JACKSON COUNTY, Minn.
OSAKIS, Minn. - U.S. soldiers serving overseas frequently find themselves working in all types of weather conditions. Spending so much time outdoors often wreaks havoc on their face and lips. The Todd County Corn and Soybean Growers came to their rescue in March by donating soy-based lip balm to soldiers in Iraq.
PIERRE, S.D. -- With severe winter weather making its way across South Dakota yet again, Republican Gov. Kristi Noem has ordered the closure of state government offices in 52 counties on Wednesday, April 10. According to a Wednesday news release from the state's Department of Public Safety, 52 of the state's 66 counties are under a blizzard warning. Only "essential personnel" in state offices in those counties should report to work, Noem ordered.
Norman County Sheriff's Office reported a bridge over a drainage ditch in rural Norman County failed due to floodwaters Tuesday, April 9, according to a Facebook post. "County Hwy 18 is closed North of County Hwy 19 due to bridge failure. Be careful driving during the flood as things like this can happen at anytime," the post said, accompanied by a photo.
The North Dakota Game and Fish Department is asking for help in locating active bald eagle nests across the state. According to Sandra Johnson, conservation biologist for Game and Fish in Bismarck, the department is looking for locations of nests with eagles present, not individual eagle sightings. Eagles lay eggs in early to mid March, and the eggs hatch about a month later. Johnson said it’s easy to distinguish an eagle nest because of its enormous size.
A statewide bounty program launched Monday, April 1, with the goal of protecting pheasant nests and getting South Dakotans interested in trapping in the process. As part of Gov. Kristi Noem’s Second Century initiative, South Dakota Game, Fish and Parks will offer a $10 bounty for each nest predator tail trapped from now until Aug. 31, or until the $500,000 cap is reached.
GRAND FORKS — North Dakota landowners who are interested in applying for a 2019 deer gratis license can fill out their application online by visiting the state Game and Fish Department website at www.gf.nd.gov . The general deer lottery and muzzleloader applications will be available online in early May. The deadline for applying is June 5.
SIOUX FALLS — Corn planting in South Dakota is expected to rise to 6 million acres in 2019, up 13 percent from a year ago, according to the U.S. Department of Agriculture’s National Agricultural Statistics Service Prospective Planting surveys. Conversely, soybean planted acreage is expected to be at 5.2 million acres in South Dakota, down 8 percent from last year. The estimates were gathered by surveys conducted during the first two weeks of March. South Dakota planted 5.3 million acres of corn in 2018 and 5.7 million acres in 2017.
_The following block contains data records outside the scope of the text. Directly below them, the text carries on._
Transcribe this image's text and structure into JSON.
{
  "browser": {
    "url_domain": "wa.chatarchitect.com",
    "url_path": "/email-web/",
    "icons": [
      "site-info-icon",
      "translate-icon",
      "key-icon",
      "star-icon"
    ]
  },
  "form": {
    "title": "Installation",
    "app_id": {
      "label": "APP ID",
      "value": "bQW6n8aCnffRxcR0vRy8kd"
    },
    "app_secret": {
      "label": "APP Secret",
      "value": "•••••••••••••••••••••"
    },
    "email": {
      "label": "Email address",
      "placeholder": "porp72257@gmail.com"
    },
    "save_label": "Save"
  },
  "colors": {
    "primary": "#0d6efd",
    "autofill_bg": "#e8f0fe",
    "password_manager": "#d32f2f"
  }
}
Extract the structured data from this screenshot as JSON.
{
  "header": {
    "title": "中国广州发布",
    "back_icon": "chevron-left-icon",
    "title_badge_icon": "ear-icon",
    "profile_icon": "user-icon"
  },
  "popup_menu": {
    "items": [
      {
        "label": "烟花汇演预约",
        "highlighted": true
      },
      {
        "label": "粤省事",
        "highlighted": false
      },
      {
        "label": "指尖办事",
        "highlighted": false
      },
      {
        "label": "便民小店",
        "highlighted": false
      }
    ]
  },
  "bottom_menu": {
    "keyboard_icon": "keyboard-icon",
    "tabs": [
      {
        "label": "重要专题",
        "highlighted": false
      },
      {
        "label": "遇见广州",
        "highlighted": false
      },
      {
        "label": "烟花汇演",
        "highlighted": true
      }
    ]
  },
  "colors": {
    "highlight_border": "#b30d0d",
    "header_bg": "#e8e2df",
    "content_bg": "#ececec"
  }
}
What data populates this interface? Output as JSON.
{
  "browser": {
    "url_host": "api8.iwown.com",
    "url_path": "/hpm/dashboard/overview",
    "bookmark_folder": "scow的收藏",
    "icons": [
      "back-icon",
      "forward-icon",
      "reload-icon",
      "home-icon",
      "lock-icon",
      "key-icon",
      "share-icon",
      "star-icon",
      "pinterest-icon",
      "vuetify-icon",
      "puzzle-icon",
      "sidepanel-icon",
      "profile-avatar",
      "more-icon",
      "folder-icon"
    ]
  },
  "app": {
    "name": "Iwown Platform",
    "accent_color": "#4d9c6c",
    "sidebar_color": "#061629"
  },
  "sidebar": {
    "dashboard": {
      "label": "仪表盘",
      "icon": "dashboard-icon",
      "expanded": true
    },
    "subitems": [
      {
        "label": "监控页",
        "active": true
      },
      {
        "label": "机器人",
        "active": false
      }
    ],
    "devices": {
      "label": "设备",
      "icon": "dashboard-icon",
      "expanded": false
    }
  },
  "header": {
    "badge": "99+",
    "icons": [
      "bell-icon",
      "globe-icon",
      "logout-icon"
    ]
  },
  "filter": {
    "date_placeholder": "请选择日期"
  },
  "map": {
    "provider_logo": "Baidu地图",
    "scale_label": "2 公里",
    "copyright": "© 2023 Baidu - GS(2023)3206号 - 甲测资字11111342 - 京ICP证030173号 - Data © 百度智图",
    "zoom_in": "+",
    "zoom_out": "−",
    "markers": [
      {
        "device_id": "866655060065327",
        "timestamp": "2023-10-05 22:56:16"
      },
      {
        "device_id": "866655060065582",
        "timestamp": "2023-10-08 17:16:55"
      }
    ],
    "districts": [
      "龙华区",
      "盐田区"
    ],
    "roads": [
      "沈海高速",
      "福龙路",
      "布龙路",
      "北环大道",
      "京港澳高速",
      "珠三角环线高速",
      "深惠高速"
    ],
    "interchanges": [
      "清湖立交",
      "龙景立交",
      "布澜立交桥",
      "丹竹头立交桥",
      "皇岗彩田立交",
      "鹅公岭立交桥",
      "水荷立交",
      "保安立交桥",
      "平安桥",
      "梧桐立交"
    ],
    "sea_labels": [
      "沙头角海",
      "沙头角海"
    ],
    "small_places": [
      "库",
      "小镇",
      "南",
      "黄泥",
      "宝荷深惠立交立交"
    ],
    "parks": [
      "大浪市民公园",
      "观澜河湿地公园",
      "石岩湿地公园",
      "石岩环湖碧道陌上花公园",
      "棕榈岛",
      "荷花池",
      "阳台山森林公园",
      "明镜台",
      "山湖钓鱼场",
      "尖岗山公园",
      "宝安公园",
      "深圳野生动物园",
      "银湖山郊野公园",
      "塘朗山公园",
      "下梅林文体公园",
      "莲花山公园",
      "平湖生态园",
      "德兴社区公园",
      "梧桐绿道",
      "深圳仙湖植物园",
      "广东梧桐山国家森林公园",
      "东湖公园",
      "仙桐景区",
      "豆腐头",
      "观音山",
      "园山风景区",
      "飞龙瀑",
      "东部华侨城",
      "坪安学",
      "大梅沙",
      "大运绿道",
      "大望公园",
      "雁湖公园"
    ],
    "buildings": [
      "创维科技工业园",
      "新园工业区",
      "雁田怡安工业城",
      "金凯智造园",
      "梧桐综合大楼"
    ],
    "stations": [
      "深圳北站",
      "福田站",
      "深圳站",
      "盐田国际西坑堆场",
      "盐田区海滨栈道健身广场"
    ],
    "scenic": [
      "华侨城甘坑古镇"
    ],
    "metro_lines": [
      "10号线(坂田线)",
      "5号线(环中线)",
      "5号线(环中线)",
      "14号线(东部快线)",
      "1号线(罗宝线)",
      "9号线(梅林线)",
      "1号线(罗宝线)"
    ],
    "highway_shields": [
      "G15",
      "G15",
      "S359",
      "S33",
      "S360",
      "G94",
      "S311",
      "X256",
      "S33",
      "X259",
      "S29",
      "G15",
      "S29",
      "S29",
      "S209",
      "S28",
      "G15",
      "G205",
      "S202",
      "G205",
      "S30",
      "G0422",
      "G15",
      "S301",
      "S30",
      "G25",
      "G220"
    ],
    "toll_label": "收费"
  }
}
BISMARCK — The North Dakota House has rejected a bill that would have dedicated a certain percentage of Legacy Fund earnings to the state’s research universities. The House voted against Senate Bill 2282 by a vote of 62-30 Wednesday, March 20.